• What needs to be done:
Could you show all lines in the entries below that contain the string "this"?

*** Opening of Study material ***

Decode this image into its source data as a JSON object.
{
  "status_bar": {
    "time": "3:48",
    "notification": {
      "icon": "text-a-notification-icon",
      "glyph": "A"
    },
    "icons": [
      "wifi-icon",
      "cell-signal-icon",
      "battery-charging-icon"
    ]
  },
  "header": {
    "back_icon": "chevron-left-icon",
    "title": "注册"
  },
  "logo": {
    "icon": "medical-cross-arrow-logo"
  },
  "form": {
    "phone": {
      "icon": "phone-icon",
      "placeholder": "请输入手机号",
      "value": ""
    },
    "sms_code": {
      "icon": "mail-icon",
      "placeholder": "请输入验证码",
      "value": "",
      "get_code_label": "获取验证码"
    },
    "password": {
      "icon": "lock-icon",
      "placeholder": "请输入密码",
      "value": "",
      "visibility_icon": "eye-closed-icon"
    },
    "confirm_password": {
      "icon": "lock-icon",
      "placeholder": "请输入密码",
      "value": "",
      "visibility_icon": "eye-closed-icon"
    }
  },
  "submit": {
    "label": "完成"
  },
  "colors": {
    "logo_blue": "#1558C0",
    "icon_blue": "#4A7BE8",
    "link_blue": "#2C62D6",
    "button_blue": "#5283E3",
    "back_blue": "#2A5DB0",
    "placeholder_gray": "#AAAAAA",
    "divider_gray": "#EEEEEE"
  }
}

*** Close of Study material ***
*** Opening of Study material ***

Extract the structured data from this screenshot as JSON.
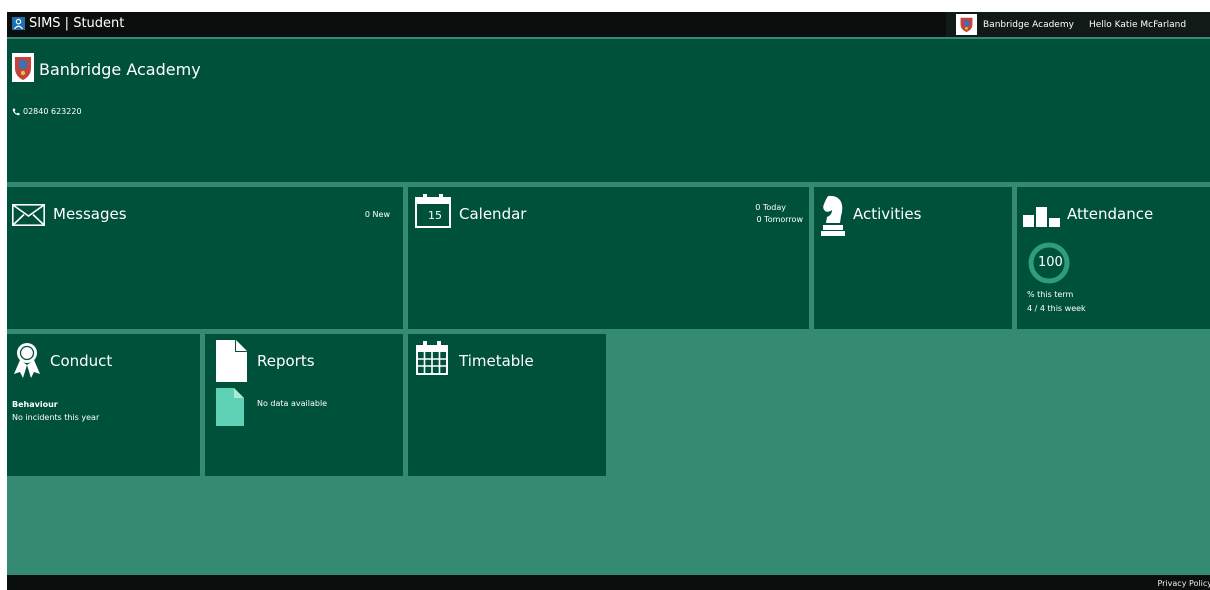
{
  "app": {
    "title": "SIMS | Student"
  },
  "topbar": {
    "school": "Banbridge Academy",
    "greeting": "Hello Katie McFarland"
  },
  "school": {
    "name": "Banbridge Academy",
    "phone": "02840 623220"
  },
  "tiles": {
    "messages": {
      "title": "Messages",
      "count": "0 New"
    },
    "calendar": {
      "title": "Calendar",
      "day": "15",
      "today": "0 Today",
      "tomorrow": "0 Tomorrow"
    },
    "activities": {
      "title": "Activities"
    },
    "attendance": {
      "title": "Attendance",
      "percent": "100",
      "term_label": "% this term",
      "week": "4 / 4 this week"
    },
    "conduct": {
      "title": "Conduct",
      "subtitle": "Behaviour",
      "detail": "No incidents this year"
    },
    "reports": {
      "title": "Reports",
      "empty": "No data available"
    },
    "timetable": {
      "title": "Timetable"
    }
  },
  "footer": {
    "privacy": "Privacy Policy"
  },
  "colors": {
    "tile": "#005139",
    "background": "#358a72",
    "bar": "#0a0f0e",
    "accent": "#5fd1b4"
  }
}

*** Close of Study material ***

• Final answer:
Decode this image into its source data as a JSON object.
Extract the structured data from this screenshot as JSON.
      "term_label": "% this term",
      "week": "4 / 4 this week"
      "detail": "No incidents this year"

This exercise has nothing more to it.